Restate each record below word for word, skipping images.

Data records for software interfaces
Segment Open

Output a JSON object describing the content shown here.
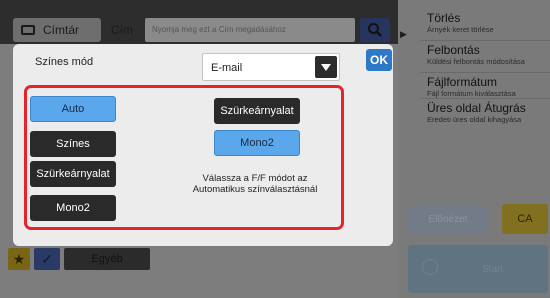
{
  "header": {
    "cimtar_label": "Címtár",
    "cim_label": "Cím",
    "search_placeholder": "Nyomja meg ezt a Cím megadásához"
  },
  "sidebar": {
    "items": [
      {
        "title": "Törlés",
        "subtitle": "Árnyék keret törlése"
      },
      {
        "title": "Felbontás",
        "subtitle": "Küldési felbontás módosítása"
      },
      {
        "title": "Fájlformátum",
        "subtitle": "Fájl formátum kiválasztása"
      },
      {
        "title": "Üres oldal Átugrás",
        "subtitle": "Eredeti üres oldal kihagyása"
      }
    ],
    "preview_label": "Előnézet",
    "ca_label": "CA",
    "start_label": "Start"
  },
  "bottom": {
    "other_label": "Egyéb"
  },
  "dialog": {
    "title": "Színes mód",
    "select_value": "E-mail",
    "ok_label": "OK",
    "left_options": [
      "Auto",
      "Színes",
      "Szürkeárnyalat",
      "Mono2"
    ],
    "selected_left": "Auto",
    "right_options": [
      "Szürkeárnyalat",
      "Mono2"
    ],
    "selected_right": "Mono2",
    "note_line1": "Válassza a F/F módot az",
    "note_line2": "Automatikus színválasztásnál"
  },
  "colors": {
    "highlight": "#e3242b",
    "selected": "#5aa7ec",
    "ok": "#2e78c8"
  }
}
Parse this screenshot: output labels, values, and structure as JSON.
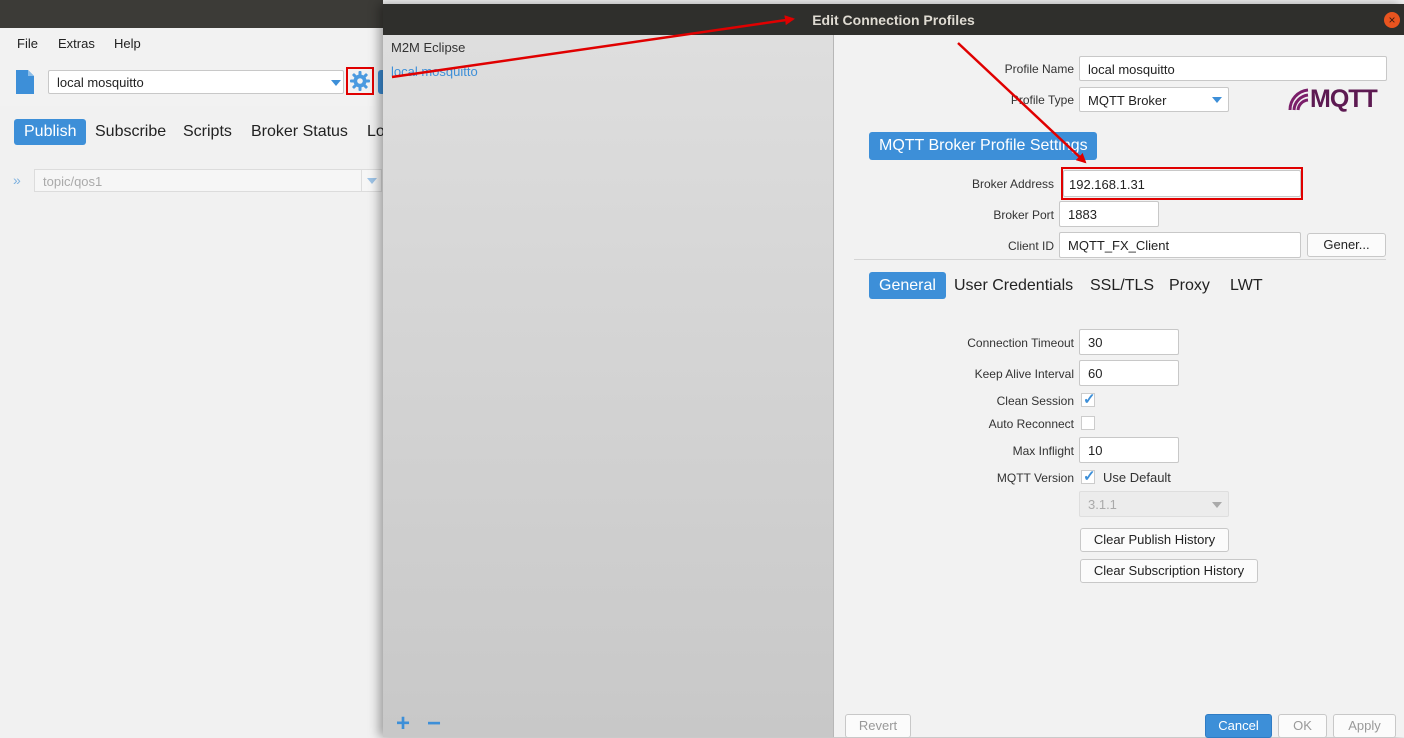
{
  "menu": [
    "File",
    "Extras",
    "Help"
  ],
  "toolbar": {
    "profile": "local mosquitto"
  },
  "main_tabs": [
    "Publish",
    "Subscribe",
    "Scripts",
    "Broker Status",
    "Lo"
  ],
  "topic": {
    "value": "topic/qos1"
  },
  "dialog": {
    "title": "Edit Connection Profiles",
    "profiles": [
      "M2M Eclipse",
      "local mosquitto"
    ],
    "profile_name_label": "Profile Name",
    "profile_name": "local mosquitto",
    "profile_type_label": "Profile Type",
    "profile_type": "MQTT Broker",
    "logo_text": "MQTT",
    "section_title": "MQTT Broker Profile Settings",
    "broker_address_label": "Broker Address",
    "broker_address": "192.168.1.31",
    "broker_port_label": "Broker Port",
    "broker_port": "1883",
    "client_id_label": "Client ID",
    "client_id": "MQTT_FX_Client",
    "generate_label": "Gener...",
    "tabs": [
      "General",
      "User Credentials",
      "SSL/TLS",
      "Proxy",
      "LWT"
    ],
    "general": {
      "connection_timeout_label": "Connection Timeout",
      "connection_timeout": "30",
      "keep_alive_label": "Keep Alive Interval",
      "keep_alive": "60",
      "clean_session_label": "Clean Session",
      "clean_session": true,
      "auto_reconnect_label": "Auto Reconnect",
      "auto_reconnect": false,
      "max_inflight_label": "Max Inflight",
      "max_inflight": "10",
      "mqtt_version_label": "MQTT Version",
      "use_default_label": "Use Default",
      "use_default": true,
      "version": "3.1.1",
      "clear_publish_label": "Clear Publish History",
      "clear_subscription_label": "Clear Subscription History"
    },
    "footer": {
      "revert": "Revert",
      "cancel": "Cancel",
      "ok": "OK",
      "apply": "Apply"
    }
  },
  "colors": {
    "accent": "#3d8fd8",
    "highlight": "#e00000",
    "titlebar": "#2f2f2c"
  }
}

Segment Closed

- _Answer_
Output a JSON object describing the content shown here.
{
  "header": {
    "cimtar_label": "Címtár",
    "cim_label": "Cím",
    "search_placeholder": "Nyomja meg ezt a Cím megadásához"
  },
  "sidebar": {
    "items": [
      {
        "title": "Törlés",
        "subtitle": "Árnyék keret törlése"
      },
      {
        "title": "Felbontás",
        "subtitle": "Küldési felbontás módosítása"
      },
      {
        "title": "Fájlformátum",
        "subtitle": "Fájl formátum kiválasztása"
      },
      {
        "title": "Üres oldal Átugrás",
        "subtitle": "Eredeti üres oldal kihagyása"
      }
    ],
    "preview_label": "Előnézet",
    "ca_label": "CA",
    "start_label": "Start"
  },
  "bottom": {
    "other_label": "Egyéb"
  },
  "dialog": {
    "title": "Színes mód",
    "select_value": "E-mail",
    "ok_label": "OK",
    "left_options": [
      "Auto",
      "Színes",
      "Szürkeárnyalat",
      "Mono2"
    ],
    "selected_left": "Auto",
    "right_options": [
      "Szürkeárnyalat",
      "Mono2"
    ],
    "selected_right": "Mono2",
    "note_line1": "Válassza a F/F módot az",
    "note_line2": "Automatikus színválasztásnál"
  },
  "colors": {
    "highlight": "#e3242b",
    "selected": "#5aa7ec",
    "ok": "#2e78c8"
  }
}
Parse this screenshot: output labels, values, and structure as JSON.
{
  "menu": [
    "File",
    "Extras",
    "Help"
  ],
  "toolbar": {
    "profile": "local mosquitto"
  },
  "main_tabs": [
    "Publish",
    "Subscribe",
    "Scripts",
    "Broker Status",
    "Lo"
  ],
  "topic": {
    "value": "topic/qos1"
  },
  "dialog": {
    "title": "Edit Connection Profiles",
    "profiles": [
      "M2M Eclipse",
      "local mosquitto"
    ],
    "profile_name_label": "Profile Name",
    "profile_name": "local mosquitto",
    "profile_type_label": "Profile Type",
    "profile_type": "MQTT Broker",
    "logo_text": "MQTT",
    "section_title": "MQTT Broker Profile Settings",
    "broker_address_label": "Broker Address",
    "broker_address": "192.168.1.31",
    "broker_port_label": "Broker Port",
    "broker_port": "1883",
    "client_id_label": "Client ID",
    "client_id": "MQTT_FX_Client",
    "generate_label": "Gener...",
    "tabs": [
      "General",
      "User Credentials",
      "SSL/TLS",
      "Proxy",
      "LWT"
    ],
    "general": {
      "connection_timeout_label": "Connection Timeout",
      "connection_timeout": "30",
      "keep_alive_label": "Keep Alive Interval",
      "keep_alive": "60",
      "clean_session_label": "Clean Session",
      "clean_session": true,
      "auto_reconnect_label": "Auto Reconnect",
      "auto_reconnect": false,
      "max_inflight_label": "Max Inflight",
      "max_inflight": "10",
      "mqtt_version_label": "MQTT Version",
      "use_default_label": "Use Default",
      "use_default": true,
      "version": "3.1.1",
      "clear_publish_label": "Clear Publish History",
      "clear_subscription_label": "Clear Subscription History"
    },
    "footer": {
      "revert": "Revert",
      "cancel": "Cancel",
      "ok": "OK",
      "apply": "Apply"
    }
  },
  "colors": {
    "accent": "#3d8fd8",
    "highlight": "#e00000",
    "titlebar": "#2f2f2c"
  }
}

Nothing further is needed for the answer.